“I’m expecting all of our Aussies to put their best foot forward for this opportunity, and I wish our players the best of luck competing in Dubai and Doha.”

Australian Open 2021 qualifying
Men’s singles Women’s singles
Player Rank Player Rank
Bernard Tomic (Qld) 226 Kimberly Birrell (Qld) 158*
Andrew Harris (Vic) 229 Ellen Perez (NSW) 235
Max Purcell (NSW) 239 [WC] Seone Mendez (NSW) 277
[WC] Jason Kubler (Qld) 259 [WC] Storm Sanders (WA) 283
[WC] Akira Santillan (Qld) 282 [WC] Abbie Myers (NSW) 322
[WC] John-Patrick Smith (Qld) 313 [WC] Ivana Popovic (NSW) 362
[WC] Matthew Ebden (WA) 317 [WC] Alexandra Bozovic (NSW) 454
[WC] Blake Mott (NSW) 475 [WC] Olivia Gadecki (Qld)
[WC] Rinky Hijikata (NSW) 685 [WC] Charlotte Kempenaers-Pocz (SA)
[WC] Dane Sweeny (Qld) 792
[WC] Tristan Schoolkate (WA) 839

The Australian Open men’s and women’s qualifying events are 128-player draws, with 16 qualifying places up for grabs in each.

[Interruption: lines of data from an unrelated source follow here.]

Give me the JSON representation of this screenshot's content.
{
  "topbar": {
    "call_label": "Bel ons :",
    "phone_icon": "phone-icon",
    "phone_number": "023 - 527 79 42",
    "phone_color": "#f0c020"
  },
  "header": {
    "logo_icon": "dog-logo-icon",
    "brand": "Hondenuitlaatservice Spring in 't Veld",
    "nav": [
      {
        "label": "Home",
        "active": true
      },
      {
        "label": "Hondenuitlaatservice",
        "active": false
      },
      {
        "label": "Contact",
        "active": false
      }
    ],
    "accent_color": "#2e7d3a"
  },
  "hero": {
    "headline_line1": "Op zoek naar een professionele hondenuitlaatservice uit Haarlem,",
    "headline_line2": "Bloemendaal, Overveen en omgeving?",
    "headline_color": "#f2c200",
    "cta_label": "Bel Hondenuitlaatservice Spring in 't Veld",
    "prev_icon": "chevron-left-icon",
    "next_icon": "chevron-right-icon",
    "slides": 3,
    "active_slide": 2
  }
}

To secure an AO 2021 main draw position, players need to win three best-of-three matches.

Holding the Australian Open qualifying events offshore is a first for the tournament and is an innovative solution to government-imposed restrictions on the number of players allowed to enter Australia this summer.

“Staging the AO qualifying event, and providing players with the opportunity to both earn prize money and win the chance to play Grand Slam tennis during this difficult time has been a key objective in all our planning,” said Australian Open Tournament Director Craig Tiley.

> VIEW: Full Australian Open 2021 men’s qualifying field

> VIEW: Full Australian Open 2021 women’s qualifying field

Players who qualify, along with six alternates, will then travel to Australia and undertake mandatory quarantine with other main draw players ahead of the Grand Slam tournament.

Australian Open 2021 will be played at Melbourne Park from 8-21 February.

NEWS: More wildcards announced for Australian Open 2021

Australian Open 2021 tickets are now on sale via